Bob Baker, executive director at Lutherhaven Ministries, said Camp Lutherhaven is dedicating its newly remodeled Zoerb Chapel on Sunday, June 7. “The $750,000 project doubles the size of the historic center for worship and gathering, winterizes the building and adds audio and visual enhancement for the next generation of campers,” he said.
The same day, they are dedicating their new Shoshone Base Camp, purchased from the U.S. Forest Service, after seven years of negotiation. The $705,000 purchase was made possible by major foundation grants of more than $500,000 and donations from individuals and congregations.
Maintenance and remodeling of buildings is necessary to attract church campers, retreat groups and other users who keep revenues steady. Volunteer labor keep maintenance costs low.
To spruce up Camp Cross for 2009, Maureen said 250 students in Gonzaga University’s April’s Angels came there on the weekend of April 26. The students painted and repaired 40 cabins.
Nico McClellan, manager at Zephyr Conference Center on Liberty Lake, began the season with a work camp to remodel a 1950s outhouse into restrooms for multi-season use.
Some offer adult education

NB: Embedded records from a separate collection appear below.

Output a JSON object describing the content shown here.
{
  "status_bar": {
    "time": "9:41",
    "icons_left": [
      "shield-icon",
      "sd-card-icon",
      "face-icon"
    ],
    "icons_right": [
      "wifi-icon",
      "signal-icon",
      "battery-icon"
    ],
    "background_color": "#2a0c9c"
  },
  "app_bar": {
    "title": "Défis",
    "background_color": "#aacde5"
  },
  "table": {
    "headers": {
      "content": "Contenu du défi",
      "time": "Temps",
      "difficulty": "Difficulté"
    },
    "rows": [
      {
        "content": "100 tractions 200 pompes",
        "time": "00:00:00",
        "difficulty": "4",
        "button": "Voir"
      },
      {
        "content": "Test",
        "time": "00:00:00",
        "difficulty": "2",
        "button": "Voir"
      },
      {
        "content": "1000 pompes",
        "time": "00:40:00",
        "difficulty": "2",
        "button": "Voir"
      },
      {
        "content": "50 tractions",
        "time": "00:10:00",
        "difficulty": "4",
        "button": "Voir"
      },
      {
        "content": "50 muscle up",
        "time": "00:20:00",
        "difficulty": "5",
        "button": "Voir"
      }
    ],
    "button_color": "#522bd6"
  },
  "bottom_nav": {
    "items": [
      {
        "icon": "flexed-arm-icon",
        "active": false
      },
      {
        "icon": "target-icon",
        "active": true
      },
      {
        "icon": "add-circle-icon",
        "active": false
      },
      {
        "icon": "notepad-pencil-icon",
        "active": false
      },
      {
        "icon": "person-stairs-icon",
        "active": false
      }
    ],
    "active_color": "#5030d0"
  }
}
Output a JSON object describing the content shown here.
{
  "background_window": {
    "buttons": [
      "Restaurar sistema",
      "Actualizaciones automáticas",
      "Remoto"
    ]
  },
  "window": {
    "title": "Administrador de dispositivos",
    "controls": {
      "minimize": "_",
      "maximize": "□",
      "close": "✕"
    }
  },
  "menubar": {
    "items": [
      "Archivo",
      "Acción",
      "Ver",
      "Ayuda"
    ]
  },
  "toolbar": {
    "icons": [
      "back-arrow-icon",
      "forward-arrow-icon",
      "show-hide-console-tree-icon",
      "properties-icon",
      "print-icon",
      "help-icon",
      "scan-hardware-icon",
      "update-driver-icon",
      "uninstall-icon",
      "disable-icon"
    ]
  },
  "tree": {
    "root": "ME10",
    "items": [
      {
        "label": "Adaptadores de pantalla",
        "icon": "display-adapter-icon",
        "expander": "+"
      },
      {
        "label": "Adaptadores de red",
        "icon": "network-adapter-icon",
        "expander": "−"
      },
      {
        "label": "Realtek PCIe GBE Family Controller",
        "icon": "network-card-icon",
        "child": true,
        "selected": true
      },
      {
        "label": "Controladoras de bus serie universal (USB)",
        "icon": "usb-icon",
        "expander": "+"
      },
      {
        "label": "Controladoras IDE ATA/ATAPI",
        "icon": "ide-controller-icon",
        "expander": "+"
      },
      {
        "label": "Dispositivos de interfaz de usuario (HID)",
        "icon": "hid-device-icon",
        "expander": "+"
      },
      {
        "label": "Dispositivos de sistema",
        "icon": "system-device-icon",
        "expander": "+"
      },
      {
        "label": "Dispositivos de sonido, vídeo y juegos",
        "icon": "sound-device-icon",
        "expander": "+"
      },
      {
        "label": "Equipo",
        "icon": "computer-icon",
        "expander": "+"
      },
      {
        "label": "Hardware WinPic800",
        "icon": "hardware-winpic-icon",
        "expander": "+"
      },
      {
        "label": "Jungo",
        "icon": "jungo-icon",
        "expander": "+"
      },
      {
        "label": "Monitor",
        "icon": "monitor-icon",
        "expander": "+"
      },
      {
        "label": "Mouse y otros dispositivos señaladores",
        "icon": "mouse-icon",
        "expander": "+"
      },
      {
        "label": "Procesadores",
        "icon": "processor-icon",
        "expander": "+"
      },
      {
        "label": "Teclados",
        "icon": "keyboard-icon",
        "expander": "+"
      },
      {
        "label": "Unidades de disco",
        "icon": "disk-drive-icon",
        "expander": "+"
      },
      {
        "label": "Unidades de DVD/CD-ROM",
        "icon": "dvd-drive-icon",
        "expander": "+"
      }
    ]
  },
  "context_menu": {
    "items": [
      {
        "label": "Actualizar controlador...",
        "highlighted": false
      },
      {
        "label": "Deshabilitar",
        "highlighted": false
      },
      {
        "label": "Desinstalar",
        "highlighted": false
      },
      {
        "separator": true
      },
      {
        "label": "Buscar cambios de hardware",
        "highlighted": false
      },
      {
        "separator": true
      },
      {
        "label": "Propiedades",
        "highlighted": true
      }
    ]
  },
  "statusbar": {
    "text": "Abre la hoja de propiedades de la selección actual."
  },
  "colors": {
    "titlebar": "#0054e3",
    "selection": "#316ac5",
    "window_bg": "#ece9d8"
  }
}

Some retreat centers, like Sorrento Centre in British Columbia or Grunewald Guild near Leavenworth draw adults for educational programs.
In June, Sorrento Centre Retreat and Conference Centre is offering a session for seniors on life after death and continuing education with the Vancouver School of Theology on liturgical and sacramental leadership and skilled listening. Other programs include teen leadership and adventure, poetry, dreams, liturgy, icon painting, watercolor, day hikes and a class on the impact of empires.
The Grunewald Guild near Leavenworth offers classes wool spinning, video production, weaving, ceramics, painting, stained glass, song writing, print making, fabric dyeing and sculpting. Some participants make art for their churches, said Dan Oberg, director, such as liturgical vestments, stoles, processional crosses, banners, stained glass, communion chalices or baptismal fonts.
Camps have websites
To facilitate promotion and registration, camps have websites appealing to those they seek to serve. Websites describe the programs, mission, dates, activities and registration details. They also provide photos and videos to excite potential campers about the setting, water sports, campfires, natural environment and relationships.
For information. visit thefigtree.org/connections-resources.html and click on “Camps and Retreats.”
Published by The Fig Tree, 1323 S. Perry St., Spokane, WA 99202